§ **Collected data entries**
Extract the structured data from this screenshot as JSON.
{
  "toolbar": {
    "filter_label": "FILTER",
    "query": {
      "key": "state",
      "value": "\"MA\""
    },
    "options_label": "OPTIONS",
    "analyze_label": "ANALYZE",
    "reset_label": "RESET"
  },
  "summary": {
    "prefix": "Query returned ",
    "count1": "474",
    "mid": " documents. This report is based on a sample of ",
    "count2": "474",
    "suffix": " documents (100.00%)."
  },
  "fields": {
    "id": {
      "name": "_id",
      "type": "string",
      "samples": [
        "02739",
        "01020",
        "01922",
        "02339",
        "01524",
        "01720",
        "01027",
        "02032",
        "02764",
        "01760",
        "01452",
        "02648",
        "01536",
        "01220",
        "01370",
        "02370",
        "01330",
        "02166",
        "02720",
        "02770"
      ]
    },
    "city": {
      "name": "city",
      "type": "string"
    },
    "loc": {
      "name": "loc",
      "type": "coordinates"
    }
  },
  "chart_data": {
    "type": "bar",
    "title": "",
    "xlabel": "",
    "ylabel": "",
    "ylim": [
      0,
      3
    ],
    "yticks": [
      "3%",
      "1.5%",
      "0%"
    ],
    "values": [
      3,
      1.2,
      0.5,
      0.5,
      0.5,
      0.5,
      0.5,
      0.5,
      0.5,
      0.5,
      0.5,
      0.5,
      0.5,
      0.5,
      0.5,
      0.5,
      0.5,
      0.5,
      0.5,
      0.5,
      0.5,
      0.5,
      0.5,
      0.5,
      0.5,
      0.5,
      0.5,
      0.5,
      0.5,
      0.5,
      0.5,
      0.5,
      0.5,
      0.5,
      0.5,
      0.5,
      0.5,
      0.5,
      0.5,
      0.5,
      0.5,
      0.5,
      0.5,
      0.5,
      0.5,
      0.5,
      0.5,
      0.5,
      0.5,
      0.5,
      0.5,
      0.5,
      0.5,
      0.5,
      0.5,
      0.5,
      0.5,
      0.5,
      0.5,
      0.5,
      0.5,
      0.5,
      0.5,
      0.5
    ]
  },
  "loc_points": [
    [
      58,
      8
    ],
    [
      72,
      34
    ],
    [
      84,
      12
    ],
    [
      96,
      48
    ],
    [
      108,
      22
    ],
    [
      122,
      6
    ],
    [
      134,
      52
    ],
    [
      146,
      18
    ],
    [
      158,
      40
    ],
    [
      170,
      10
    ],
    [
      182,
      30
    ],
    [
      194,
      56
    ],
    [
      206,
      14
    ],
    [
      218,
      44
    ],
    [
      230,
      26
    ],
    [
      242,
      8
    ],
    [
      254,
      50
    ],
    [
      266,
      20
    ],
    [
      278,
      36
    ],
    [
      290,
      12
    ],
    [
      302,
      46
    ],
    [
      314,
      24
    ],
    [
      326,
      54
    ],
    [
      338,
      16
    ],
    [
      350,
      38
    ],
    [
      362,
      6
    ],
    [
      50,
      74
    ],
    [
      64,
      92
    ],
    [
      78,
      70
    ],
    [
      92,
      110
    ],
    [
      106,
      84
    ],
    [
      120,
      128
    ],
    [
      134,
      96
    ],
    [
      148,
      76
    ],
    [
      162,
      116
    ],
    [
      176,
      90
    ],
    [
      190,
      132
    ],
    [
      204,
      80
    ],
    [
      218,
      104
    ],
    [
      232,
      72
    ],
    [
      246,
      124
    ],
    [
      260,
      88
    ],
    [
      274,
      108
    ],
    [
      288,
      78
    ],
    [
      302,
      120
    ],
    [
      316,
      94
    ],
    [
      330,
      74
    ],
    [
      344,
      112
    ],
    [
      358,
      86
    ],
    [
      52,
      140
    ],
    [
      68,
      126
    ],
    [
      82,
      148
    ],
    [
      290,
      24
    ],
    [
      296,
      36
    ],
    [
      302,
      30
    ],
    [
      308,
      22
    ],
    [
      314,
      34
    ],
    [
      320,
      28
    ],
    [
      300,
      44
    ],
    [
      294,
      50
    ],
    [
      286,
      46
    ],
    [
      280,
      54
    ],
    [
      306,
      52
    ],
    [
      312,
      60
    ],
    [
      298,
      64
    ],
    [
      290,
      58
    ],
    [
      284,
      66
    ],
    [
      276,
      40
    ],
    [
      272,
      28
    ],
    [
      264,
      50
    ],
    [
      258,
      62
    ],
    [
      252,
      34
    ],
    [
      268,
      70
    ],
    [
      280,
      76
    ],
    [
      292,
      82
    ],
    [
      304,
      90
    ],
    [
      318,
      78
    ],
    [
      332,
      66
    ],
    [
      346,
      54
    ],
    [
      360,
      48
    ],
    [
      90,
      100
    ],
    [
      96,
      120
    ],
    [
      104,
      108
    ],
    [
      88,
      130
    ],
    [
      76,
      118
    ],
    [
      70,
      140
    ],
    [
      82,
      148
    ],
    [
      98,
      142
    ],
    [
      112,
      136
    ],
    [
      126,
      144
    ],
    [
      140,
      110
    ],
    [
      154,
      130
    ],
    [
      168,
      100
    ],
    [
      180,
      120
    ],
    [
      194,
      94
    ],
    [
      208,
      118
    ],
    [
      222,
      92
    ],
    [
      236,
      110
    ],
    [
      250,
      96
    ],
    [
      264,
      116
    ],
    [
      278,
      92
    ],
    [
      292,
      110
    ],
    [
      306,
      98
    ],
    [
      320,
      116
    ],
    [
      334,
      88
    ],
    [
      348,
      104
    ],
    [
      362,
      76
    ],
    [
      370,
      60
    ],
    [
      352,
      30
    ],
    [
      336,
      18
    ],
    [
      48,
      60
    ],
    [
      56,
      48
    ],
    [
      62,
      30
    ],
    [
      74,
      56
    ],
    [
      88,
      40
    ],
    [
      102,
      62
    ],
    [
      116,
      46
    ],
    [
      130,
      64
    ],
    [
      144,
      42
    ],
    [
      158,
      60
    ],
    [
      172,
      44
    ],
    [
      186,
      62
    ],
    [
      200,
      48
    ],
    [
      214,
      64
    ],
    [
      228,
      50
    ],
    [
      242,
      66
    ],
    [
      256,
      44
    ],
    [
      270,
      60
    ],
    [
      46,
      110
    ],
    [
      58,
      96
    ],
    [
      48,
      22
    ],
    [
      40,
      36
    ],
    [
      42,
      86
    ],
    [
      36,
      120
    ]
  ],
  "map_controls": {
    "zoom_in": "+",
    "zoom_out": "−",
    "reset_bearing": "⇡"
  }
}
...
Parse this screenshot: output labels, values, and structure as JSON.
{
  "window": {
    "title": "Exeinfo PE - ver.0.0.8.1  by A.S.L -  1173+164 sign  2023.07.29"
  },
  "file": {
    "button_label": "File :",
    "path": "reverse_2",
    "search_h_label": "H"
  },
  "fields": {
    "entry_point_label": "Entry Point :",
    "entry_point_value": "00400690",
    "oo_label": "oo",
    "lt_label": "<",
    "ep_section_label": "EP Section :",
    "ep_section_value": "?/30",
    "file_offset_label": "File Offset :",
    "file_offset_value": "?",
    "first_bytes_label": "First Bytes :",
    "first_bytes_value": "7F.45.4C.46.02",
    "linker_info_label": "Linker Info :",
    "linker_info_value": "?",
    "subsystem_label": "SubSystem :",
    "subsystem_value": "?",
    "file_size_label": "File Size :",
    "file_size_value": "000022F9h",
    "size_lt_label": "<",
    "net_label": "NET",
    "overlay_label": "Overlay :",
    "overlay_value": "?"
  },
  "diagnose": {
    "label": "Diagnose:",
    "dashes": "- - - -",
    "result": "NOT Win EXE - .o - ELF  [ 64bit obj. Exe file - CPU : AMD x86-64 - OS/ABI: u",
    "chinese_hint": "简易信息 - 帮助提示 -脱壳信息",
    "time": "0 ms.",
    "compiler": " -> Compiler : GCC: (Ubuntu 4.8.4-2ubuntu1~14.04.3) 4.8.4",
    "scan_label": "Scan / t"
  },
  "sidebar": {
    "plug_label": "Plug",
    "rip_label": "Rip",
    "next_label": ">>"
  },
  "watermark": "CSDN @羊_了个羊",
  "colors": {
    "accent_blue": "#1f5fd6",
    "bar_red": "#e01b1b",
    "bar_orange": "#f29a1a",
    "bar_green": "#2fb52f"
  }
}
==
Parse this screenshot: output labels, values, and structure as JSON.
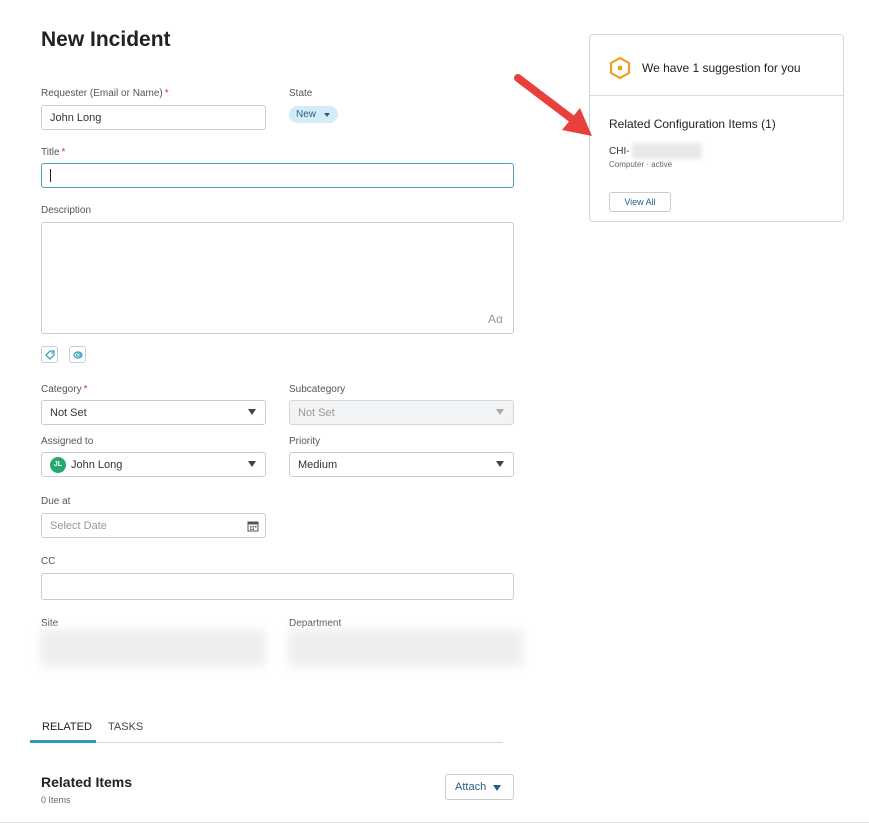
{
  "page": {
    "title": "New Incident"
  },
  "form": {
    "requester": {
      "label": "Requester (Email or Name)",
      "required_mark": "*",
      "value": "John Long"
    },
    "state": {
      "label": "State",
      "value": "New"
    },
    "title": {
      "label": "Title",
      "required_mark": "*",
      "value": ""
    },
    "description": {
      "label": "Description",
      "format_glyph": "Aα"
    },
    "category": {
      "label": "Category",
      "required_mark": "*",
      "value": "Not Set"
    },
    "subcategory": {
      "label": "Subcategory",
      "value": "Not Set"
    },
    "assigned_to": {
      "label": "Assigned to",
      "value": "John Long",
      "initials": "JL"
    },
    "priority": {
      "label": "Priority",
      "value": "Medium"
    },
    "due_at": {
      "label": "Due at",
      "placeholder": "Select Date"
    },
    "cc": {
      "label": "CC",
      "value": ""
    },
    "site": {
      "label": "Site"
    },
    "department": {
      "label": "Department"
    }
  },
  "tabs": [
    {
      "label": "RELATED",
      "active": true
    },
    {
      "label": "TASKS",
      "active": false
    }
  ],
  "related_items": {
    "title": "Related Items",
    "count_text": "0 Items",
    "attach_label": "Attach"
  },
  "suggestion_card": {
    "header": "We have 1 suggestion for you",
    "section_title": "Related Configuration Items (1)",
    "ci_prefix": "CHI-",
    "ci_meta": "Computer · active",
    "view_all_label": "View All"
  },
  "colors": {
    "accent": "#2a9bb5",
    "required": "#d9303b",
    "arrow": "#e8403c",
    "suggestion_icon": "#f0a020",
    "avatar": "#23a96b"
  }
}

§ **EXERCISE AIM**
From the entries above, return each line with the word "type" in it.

§ **RESPONSE AREA**
      "type": "string",
      "type": "string"
      "type": "coordinates"
    "type": "bar",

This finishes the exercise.